Recreational marijuana use is now legal in 11 states. In Atlanta, Morehouse Healthcare reproductive endocrinologist Dr. Dorothy Mitchell-Leef says more young people are trying it, assuming it's harmless.

"People think, 'Oh, it's going to be fine for me because it's legal,'" Mitchell-Leef says.  "But, that has nothing to do with medicine, and nothing to do with the fact it can have an effect on people getting pregnant or when they get pregnant."

A study published in the Journal of the American Medical Association in June of 2019 found as many as 7% of pregnant women reported having used marijuana in the last month is 2017.

That is up from 3.4% of pregnant women self-reporting cannabis use back in 2002.

Another study published this year in the Journal of Addiction Medicine found 22.6% of urine drug screening samples collected from pregnant women at one major academic medical center tested positive for THC, the psychoactive ingredient in cannabis. 

Dr. Mitchell-Leef says there hasn't been a lot of research into how marijuana impacts fertility.  But, she warns, there is evidence it can cause hormonal changes that can make it harder for men to produce sperm and for women to ovulate.

Mitchell-Leef advises couples trying to conceive to avoid using marijuana, and emphasizes that includes men.

"If they already have a low (sperm) count or a low motility, that's going to compound the problem," Mitchell-Leef says. "So, we ask them to just back off and perhaps start again in about 2 to 3 months."

Much of the research centers around couples going through fertility treatment. 

One study found men who smoked marijuana had a 29% drop in their sperm count, while another, earlier this year, found men who had smoked pot at some point actually had a higher sperm count than men who had never smoked marijuana.

But, because smoking in general is tied to a higher risk of pregnancy loss, stillbirth and developmental problems in babies, Dr. Mitchell-Leef says she would stay away from marijuana.

"Definitely stop before you're trying to get pregnant, and definitely don't take it while you're pregnant or breastfeeding," Mitchell-Leef says.  "We want everybody to be as healthy as they can be.  We just healthy babies, and we want them to make it to term."

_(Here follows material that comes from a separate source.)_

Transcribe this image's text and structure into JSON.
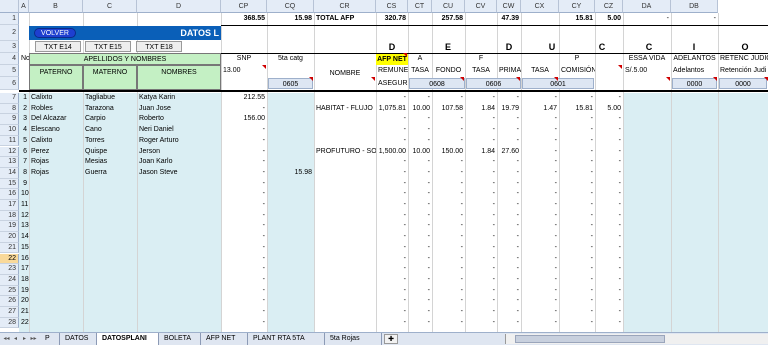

The Harvard T.H. Chan Public School of Health has taken a look a marijuana use and fertility treatment. Women who used cannabis while undergoing treatment with assisted-reproduction technology were more than twice as likely to have an unsuccessful pregnancy than women who didn't smoke marijuana or had used it before pregnancy treatment.